Jesus submits to the usual scourging which would weaken a criminal’s endurance of asphyxiation on a cross. He allows soldiers to beat him savagely, spit upon him and taunt him as a pretender king. Matthew tells of the reed placed in his hand mockingly as a fake scepter.
The carpenter’s son (13:55) accepts hellish suffering, even the worst sense of abandonment by God. He empties himself with inner darkness more terrifying than what gripped the surrounding area. His super-human perseverance conquers evil minus any retaliating curse. His lasting victory is under way.
Daniel 12 and Ezekiel 37 are fulfilled. Events of the end-time explode. The earth quakes, rocks split, tombs are opened, the dead appear bodily in Jerusalem where the sanctuary veil is torn in two. Awestruck, the Gentile centurion and his men acclaim Jesus, Son of God. Women friends look on. The apostles are nowhere in sight.
Matthew details the heightened caution the Sanhedrin takes to secure the corpse of Jesus buried in a known grave. There would be no robbery to claim he had triumphed over death after all. He was a failed has been whom history would soon forget.

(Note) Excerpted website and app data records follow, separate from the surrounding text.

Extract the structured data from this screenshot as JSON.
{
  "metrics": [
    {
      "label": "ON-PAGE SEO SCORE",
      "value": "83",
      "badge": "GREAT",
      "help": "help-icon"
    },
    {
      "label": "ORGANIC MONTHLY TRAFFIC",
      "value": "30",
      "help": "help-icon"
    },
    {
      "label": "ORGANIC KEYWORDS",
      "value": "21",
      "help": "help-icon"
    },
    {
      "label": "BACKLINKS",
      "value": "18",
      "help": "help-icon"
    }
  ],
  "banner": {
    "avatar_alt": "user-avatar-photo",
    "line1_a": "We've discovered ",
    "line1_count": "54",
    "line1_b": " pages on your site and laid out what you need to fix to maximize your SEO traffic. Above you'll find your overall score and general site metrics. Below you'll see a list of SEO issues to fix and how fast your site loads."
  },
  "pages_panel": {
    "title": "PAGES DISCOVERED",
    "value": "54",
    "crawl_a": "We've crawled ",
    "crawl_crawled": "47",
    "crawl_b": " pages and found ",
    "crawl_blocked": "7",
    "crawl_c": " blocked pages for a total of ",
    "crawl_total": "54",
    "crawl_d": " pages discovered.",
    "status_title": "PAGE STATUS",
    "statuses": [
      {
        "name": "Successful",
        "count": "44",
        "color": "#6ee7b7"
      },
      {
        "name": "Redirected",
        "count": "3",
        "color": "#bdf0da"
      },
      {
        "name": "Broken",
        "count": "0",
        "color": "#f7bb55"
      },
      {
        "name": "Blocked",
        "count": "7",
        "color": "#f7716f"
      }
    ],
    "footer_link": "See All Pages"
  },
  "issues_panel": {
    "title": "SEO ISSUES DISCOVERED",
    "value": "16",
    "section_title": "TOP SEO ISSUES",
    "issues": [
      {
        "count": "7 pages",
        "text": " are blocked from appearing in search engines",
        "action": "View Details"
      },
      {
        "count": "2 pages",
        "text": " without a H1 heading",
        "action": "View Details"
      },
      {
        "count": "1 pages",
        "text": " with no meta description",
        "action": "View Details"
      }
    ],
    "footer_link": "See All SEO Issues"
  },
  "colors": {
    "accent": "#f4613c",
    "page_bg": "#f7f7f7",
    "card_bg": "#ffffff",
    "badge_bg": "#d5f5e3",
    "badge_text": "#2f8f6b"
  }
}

(Fr. Yockey is a senior priest of the Milwaukee Archdiocese.)